#### Items from a data source:

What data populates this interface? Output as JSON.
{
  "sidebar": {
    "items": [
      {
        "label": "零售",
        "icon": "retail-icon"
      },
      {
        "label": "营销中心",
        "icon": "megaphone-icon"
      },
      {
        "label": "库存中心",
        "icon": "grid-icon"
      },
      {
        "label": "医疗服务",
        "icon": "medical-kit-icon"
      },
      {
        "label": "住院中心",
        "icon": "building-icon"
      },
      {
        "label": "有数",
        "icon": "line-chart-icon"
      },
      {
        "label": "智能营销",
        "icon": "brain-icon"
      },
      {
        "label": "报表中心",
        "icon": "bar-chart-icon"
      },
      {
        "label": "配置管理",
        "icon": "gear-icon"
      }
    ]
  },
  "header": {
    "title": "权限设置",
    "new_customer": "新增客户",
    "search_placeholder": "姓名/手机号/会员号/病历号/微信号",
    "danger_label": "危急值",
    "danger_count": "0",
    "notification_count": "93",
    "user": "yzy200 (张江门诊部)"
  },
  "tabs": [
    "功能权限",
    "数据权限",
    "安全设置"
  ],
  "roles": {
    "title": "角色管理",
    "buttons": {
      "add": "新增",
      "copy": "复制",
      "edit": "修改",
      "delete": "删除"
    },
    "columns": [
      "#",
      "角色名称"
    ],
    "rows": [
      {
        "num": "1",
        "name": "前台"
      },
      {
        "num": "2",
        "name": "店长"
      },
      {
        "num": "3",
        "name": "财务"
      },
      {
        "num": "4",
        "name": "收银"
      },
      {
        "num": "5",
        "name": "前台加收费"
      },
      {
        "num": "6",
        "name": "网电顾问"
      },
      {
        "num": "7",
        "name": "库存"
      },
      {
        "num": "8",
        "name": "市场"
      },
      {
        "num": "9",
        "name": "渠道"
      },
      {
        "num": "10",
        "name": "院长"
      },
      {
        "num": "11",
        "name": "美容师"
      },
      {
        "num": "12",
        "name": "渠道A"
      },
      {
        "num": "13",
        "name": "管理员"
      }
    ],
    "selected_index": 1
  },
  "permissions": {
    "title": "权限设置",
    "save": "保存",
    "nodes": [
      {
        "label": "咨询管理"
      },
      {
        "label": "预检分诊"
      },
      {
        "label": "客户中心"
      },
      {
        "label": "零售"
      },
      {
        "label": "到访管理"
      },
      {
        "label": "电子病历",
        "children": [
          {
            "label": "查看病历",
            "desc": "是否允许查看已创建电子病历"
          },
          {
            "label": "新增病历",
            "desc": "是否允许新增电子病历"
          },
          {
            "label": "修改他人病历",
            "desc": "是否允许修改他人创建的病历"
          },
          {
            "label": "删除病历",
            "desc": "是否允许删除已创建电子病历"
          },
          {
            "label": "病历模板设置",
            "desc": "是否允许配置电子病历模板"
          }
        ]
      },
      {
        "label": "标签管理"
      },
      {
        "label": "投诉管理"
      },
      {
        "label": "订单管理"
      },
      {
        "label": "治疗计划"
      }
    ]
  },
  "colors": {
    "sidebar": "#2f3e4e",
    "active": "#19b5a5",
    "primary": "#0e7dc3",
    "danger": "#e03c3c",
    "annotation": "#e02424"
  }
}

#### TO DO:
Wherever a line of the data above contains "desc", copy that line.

#### SOLUTION:
            "desc": "是否允许查看已创建电子病历"
            "desc": "是否允许新增电子病历"
            "desc": "是否允许修改他人创建的病历"
            "desc": "是否允许删除已创建电子病历"
            "desc": "是否允许配置电子病历模板"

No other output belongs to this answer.